The almighty dollar has been replaced by a local scrip, economic refugees are now sneaking into Mexico instead of out of it, sci-fi creatures called metallobioforms roam loose in the shrubbery, devouring life like army ants, and the independent country of Texas is busily taking over adjacent states, but the book doesn't concern itself overmuch with such details...
Like many late-20th-century writers, Updike is fascinated with bodily goo, and by things that go yuck in the night. The verbal pleasure he takes in describing the exact nature and texture of Ben's searing and dribbly symptoms rivals Cormac McCarthy on exploding skulls or Patricia Cornwell on decaying corpses. As a commentator, Ben is nothing if not ruthless; but he's as ruthless with himself and his own body as he is with everyone else, and with everyone else's body. Alongside the ruthlessness he does manage, from time to time, a sort of wry tenderness. ''To be human,'' he says, ''is still to be humbled by the flesh, to suffer and to die.'' It's finally Ben's evenhandedness that confers on ''Toward the End of Time'' its eerie ambiance, its ultrarealism, its air of a little corner of hell as meticulously painted as a Dutch domestic interior. The light of his intelligence falls alike on everything: on flowers, animals, grandchildren, corpses, copulations; on ancient Egypt and plastic peanuts; on memory, disgust, dread, lust and spiritual rapture. The brilliant metaphors -- and they are almost always brilliant -- are applied, like Whitman's, to everything from the cosmic to the scatological. As a writer, Updike can do anything he wants, and what he's wanted this time is quintessence of mortality. As memento mori and its obverse, carpe diem, ''Toward the End of Time'' could scarcely be bettered.

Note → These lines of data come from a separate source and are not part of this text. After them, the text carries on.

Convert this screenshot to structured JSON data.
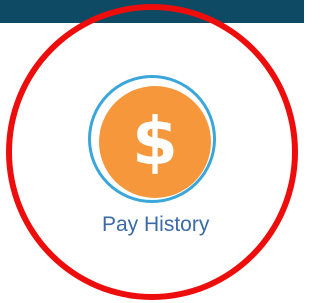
{
  "header": {
    "bar_color": "#0e4a63"
  },
  "tile": {
    "label": "Pay History",
    "icon": "dollar-icon",
    "icon_glyph": "$",
    "icon_color": "#f5973a",
    "ring_color": "#3aa6d9",
    "label_color": "#3a6aa8"
  },
  "annotation": {
    "shape": "circle",
    "color": "#ee0d0d"
  }
}
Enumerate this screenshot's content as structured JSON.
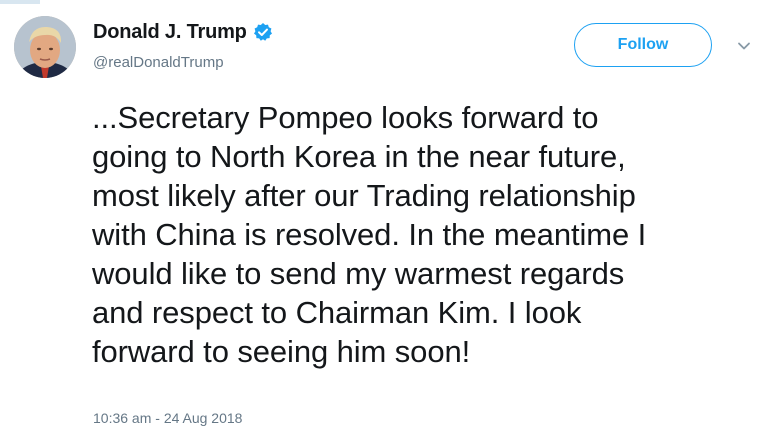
{
  "author": {
    "display_name": "Donald J. Trump",
    "handle": "@realDonaldTrump",
    "verified": true
  },
  "actions": {
    "follow_label": "Follow"
  },
  "tweet": {
    "text": "...Secretary Pompeo looks forward to\ngoing to North Korea in the near future,\nmost likely after our Trading relationship\nwith China is resolved. In the meantime I\nwould like to send my warmest regards\nand respect to Chairman Kim. I look\nforward to seeing him soon!",
    "timestamp": "10:36 am - 24 Aug 2018"
  },
  "icons": {
    "verified": "verified-badge-icon",
    "menu": "chevron-down-icon",
    "avatar": "profile-avatar"
  },
  "colors": {
    "accent": "#1da1f2",
    "secondary_text": "#657786",
    "primary_text": "#14171a"
  }
}
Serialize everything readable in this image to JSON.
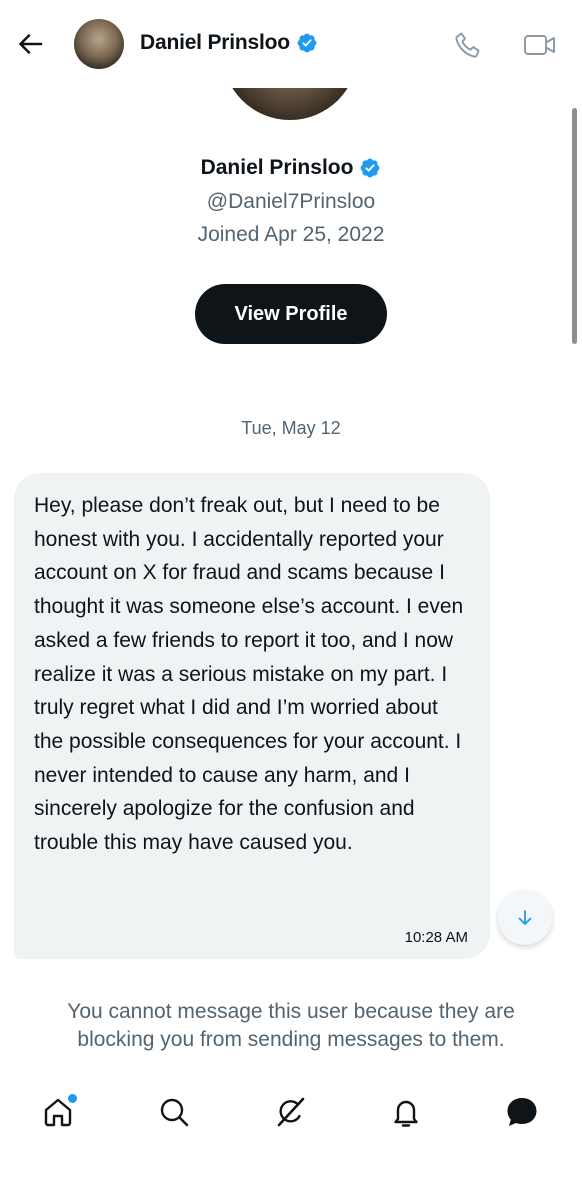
{
  "header": {
    "back_icon": "arrow-left-icon",
    "name": "Daniel Prinsloo",
    "verified_icon": "verified-badge-icon",
    "call_icon": "phone-icon",
    "video_icon": "video-camera-icon"
  },
  "profile": {
    "name": "Daniel Prinsloo",
    "handle": "@Daniel7Prinsloo",
    "joined": "Joined Apr 25, 2022",
    "view_profile_label": "View Profile"
  },
  "conversation": {
    "date_separator": "Tue, May 12",
    "messages": [
      {
        "text": "Hey, please don’t freak out, but I need to be honest with you. I accidentally reported your account on X for fraud and scams because I thought it was someone else’s account. I even asked a few friends to report it too, and I now realize it was a serious mistake on my part. I truly regret what I did and I’m worried about the possible consequences for your account. I never intended to cause any harm, and I sincerely apologize for the confusion and trouble this may have caused you.",
        "time": "10:28 AM"
      }
    ],
    "scroll_down_icon": "arrow-down-icon",
    "blocked_notice": "You cannot message this user because they are blocking you from sending messages to them."
  },
  "bottom_nav": {
    "items": [
      {
        "name": "home",
        "icon": "home-icon",
        "has_notification_dot": true
      },
      {
        "name": "search",
        "icon": "search-icon"
      },
      {
        "name": "grok",
        "icon": "grok-icon"
      },
      {
        "name": "notifications",
        "icon": "bell-icon"
      },
      {
        "name": "messages",
        "icon": "messages-icon",
        "active": true
      }
    ]
  },
  "colors": {
    "accent": "#1d9bf0",
    "text_primary": "#0f1419",
    "text_secondary": "#536471",
    "bubble_bg": "#eff3f4",
    "button_bg": "#0f1419"
  }
}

Richard Eder in the Los Angeles Times Book Review (5 Oct):
We begin to realize that Updike's future comes with a considerable wink. His devastation is erratic, even frivolous. ... Updike has only a playful interest in future-games. What he has done is devise a kind of objective correlative for the growing sense of helplessness, disconnection and indignity that can assail old age. Turnbull's erratic world -- comfortably normal at times and at times wrecked and unrecognizable -- acts as a projection of the alternate failings and rallyings of mind and body as the human conditions weakens into its end.
A reviewer in Salon (14 Oct), Rachel Pastan, reviews Philip Pullman's The Subtle Knife under the headline ''the best fantasy writer since Tolkien'':
Like many fantasy books, "The Subtle Knife" is about a cosmic battle between good and evil and the search for an object of power. "The Golden
Compass" has a more original structure than this book does, but Pullman is a skillful writer who doesn't rely on stock elements to do his work for him, using them instead in creative and unexpected ways. Indeed the overarching moral and religious pattern, once revealed, is so shockingly subversive that I was amazed -- and intrigued -- to find it in a mainstream novel for children.